The state Supreme Court is scheduled to hear oral arguments at 9 a.m. Dec. 4 on a motion brought by state Senate Democrats to force Republican Gov. Linda Lingle to name new members to the University of Hawaii Board of Regents.

Senate President Colleen Hanabusa and Education Chairman Norman Sakamoto are asking the court to order Lingle to fill six vacancies on the 15-member board that oversees the 10-campus public higher-education system in Hawaii.

Voters approved a change in the state Constitution to require the governor to choose new regent candidates from a list screened by a Regents Candidate Advisory Council.

Instead, Lingle “;held over”; regents Byron Bender, Michael Dahilig, Ramon de la Pena, Marlene Hapai, Jane Tatibouet and Kitty Lagareta, whose terms were expiring. Lagareta had been rejected by the state Senate for a new term on the board.

Hanabusa said yesterday the court's interest in the case is “;a very strong indication”; that they are sympathetic to the Senate's arguments.


Blackout hangs up phone service


;[Preview]  AT&T blackout

  Isle customers of the cellular carrier experience service problems. 


Watch  ]





  Local AT&T wireless customers suffered several hours of no phone service yesterday.

The interruption occurred at 6:45 a.m. Service was restored at 1:30 p.m.

Technicians are investigating the cause, said Courtney Pendleton, a San Diego-based spokeswoman for AT&T.

AT&T did determine the interruption was related to the power failure that affected thousands of residents in Pearl City, Central Oahu, Mililani, Mililani Mauka as well as parts of Aiea. AT&T's facilities are based in Mililani.

The electrical outage that lasted for a little more than an hour was caused by problems with transmission equipment at the Waiau power plant.

Affected customers will be able to obtain a one-day service credit. The credit amount will vary based on the customer's plan, said Pendleton.

Pendleton did not disclose the number of AT&T customers affected, due to policy reasons.

Customers may call 611 directly from their phone or call (800) 331-0500 to contact customer service.


Museum makes 'temporary' cuts

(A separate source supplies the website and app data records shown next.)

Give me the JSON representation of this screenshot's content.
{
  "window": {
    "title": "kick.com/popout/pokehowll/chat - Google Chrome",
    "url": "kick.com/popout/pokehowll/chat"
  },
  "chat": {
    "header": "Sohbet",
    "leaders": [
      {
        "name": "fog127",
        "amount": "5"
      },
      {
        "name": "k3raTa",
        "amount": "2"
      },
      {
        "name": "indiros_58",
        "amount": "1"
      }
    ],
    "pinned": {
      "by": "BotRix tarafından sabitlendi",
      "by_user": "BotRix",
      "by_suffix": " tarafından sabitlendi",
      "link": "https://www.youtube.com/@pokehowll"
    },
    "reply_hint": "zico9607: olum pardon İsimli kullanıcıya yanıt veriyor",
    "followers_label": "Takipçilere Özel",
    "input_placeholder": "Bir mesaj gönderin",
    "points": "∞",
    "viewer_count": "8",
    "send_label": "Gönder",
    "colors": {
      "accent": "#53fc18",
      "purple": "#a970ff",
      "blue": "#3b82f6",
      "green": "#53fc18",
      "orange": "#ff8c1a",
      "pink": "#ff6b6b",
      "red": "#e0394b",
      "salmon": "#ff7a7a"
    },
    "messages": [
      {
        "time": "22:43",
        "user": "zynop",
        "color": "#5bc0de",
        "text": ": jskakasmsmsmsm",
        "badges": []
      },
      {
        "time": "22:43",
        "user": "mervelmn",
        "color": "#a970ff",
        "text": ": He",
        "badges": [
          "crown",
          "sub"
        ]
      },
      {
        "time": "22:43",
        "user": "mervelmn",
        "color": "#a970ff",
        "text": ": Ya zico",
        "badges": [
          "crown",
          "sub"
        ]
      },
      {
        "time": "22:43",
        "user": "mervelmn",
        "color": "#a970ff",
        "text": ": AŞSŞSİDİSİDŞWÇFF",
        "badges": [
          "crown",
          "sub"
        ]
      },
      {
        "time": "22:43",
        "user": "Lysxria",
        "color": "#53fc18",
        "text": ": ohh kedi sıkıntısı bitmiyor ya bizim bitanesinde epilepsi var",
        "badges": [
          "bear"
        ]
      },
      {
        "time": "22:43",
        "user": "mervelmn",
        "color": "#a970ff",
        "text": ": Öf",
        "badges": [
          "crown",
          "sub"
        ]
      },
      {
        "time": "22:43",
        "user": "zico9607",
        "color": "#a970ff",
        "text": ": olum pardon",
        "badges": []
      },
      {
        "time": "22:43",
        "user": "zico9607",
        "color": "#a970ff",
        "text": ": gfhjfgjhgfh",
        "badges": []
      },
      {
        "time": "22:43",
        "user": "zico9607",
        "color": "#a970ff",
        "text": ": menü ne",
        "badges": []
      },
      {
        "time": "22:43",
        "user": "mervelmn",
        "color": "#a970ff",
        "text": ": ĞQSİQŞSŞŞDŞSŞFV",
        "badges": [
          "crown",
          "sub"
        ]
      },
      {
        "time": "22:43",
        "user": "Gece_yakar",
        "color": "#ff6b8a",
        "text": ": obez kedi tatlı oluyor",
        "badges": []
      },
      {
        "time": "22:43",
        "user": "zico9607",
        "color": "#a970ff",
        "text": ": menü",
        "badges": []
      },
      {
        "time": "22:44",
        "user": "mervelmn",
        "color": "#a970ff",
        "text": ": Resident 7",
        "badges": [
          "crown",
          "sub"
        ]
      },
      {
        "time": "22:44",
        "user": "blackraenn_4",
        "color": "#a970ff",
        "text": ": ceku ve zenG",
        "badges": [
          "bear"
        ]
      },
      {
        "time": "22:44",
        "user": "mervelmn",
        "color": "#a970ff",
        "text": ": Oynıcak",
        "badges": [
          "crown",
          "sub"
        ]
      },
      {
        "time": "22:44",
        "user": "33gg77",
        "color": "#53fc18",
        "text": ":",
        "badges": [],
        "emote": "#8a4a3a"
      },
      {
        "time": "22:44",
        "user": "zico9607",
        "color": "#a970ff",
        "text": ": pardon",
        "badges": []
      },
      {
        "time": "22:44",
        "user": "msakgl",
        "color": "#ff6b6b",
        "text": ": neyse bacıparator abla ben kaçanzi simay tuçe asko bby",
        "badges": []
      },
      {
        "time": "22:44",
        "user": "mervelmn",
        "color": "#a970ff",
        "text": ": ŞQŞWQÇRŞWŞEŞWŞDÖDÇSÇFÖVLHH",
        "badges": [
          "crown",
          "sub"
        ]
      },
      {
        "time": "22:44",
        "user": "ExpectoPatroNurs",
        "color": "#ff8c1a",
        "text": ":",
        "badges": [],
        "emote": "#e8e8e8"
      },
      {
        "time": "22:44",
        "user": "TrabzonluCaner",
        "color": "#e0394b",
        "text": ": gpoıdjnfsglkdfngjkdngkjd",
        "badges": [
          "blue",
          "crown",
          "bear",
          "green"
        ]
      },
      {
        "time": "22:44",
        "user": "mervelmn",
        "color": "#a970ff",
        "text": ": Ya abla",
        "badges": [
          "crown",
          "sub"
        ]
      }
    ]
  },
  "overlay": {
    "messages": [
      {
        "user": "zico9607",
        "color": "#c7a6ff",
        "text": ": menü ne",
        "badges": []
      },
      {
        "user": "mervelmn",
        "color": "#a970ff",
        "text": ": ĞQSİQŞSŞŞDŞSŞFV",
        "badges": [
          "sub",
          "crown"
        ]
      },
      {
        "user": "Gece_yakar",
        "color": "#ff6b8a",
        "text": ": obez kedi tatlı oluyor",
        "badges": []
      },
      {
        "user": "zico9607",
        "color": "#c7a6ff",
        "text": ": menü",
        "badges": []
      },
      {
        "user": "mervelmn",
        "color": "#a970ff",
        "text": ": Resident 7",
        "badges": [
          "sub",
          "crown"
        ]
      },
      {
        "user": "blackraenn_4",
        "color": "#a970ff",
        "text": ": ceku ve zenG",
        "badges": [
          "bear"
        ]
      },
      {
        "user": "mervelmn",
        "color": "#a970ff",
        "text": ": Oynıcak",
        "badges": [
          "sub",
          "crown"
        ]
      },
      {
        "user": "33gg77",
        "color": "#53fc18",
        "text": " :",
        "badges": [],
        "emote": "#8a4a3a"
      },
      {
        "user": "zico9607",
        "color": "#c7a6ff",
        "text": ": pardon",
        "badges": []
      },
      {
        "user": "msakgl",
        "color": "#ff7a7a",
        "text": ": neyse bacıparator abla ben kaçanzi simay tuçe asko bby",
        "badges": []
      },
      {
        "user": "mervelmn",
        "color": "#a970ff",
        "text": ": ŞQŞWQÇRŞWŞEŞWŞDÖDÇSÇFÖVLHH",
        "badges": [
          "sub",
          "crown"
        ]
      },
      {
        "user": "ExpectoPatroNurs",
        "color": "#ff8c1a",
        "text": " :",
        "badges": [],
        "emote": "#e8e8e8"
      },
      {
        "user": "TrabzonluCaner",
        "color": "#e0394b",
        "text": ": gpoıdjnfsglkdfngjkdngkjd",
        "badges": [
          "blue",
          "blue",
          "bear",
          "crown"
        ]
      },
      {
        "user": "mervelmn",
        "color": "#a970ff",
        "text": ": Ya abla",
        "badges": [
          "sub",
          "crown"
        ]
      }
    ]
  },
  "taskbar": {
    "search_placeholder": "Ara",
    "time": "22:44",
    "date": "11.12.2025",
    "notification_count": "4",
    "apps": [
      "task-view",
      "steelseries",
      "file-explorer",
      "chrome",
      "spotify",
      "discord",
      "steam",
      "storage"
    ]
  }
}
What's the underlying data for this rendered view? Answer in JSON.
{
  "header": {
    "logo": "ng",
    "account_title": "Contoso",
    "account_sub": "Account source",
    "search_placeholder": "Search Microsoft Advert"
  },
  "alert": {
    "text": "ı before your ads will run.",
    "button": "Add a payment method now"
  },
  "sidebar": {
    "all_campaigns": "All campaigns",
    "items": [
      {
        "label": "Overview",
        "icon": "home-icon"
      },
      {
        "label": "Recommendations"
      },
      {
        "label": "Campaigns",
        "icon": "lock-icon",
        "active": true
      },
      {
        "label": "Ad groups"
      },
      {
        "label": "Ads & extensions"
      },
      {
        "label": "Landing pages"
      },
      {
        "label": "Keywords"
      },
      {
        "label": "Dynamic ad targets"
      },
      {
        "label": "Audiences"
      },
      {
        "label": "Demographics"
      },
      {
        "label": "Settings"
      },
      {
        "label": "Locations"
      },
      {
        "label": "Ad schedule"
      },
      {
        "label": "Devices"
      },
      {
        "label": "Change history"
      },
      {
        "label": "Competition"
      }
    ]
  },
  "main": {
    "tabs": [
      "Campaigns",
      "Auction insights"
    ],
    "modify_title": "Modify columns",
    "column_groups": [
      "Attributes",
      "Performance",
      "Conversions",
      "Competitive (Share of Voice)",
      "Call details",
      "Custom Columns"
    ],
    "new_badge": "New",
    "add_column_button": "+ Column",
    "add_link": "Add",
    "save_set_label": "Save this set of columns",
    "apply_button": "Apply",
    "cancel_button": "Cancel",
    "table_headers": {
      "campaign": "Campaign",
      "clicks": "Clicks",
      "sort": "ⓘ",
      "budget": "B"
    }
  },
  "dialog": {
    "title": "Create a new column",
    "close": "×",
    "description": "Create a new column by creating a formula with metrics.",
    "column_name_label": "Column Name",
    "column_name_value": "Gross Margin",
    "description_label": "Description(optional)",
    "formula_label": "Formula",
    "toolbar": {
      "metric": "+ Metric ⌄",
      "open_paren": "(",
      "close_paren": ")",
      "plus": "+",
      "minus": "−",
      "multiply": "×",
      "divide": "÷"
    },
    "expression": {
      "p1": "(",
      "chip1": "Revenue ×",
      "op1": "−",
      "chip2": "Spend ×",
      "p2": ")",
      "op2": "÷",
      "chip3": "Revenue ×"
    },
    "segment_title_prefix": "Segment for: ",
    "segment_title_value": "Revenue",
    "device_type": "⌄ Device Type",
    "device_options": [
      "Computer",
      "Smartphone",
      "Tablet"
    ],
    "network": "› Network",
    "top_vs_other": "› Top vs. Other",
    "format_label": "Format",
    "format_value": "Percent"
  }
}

The Lyman Museum in Hilo will be closed for Thanksgiving week and will operate with smaller staff through June due to budget constraints.

The museum, which relies mostly on private donations, will not be making any permanent layoffs. Instead, there will be a revolving door of layoffs where up to three full-time employees will not work or get paid for certain periods of time. The museum employs 14.

“;At this point they will be temporary layoffs,”; said museum Director Dolly Strazar. “;We are trying to maintain our staff, and we've been doing a lot of cross-training to keep the museum open.”;

The announcement follows a string of layoffs by other Hawaii museums. The Honolulu Academy of Arts laid off eight people, the Contemporary Museum laid off more than half of its 48 employees and Bishop Museum laid off 14 of its workers.

The Lyman Museum also will open at 10 a.m. instead of 9:30. The museum will be closed from Monday through Nov. 30.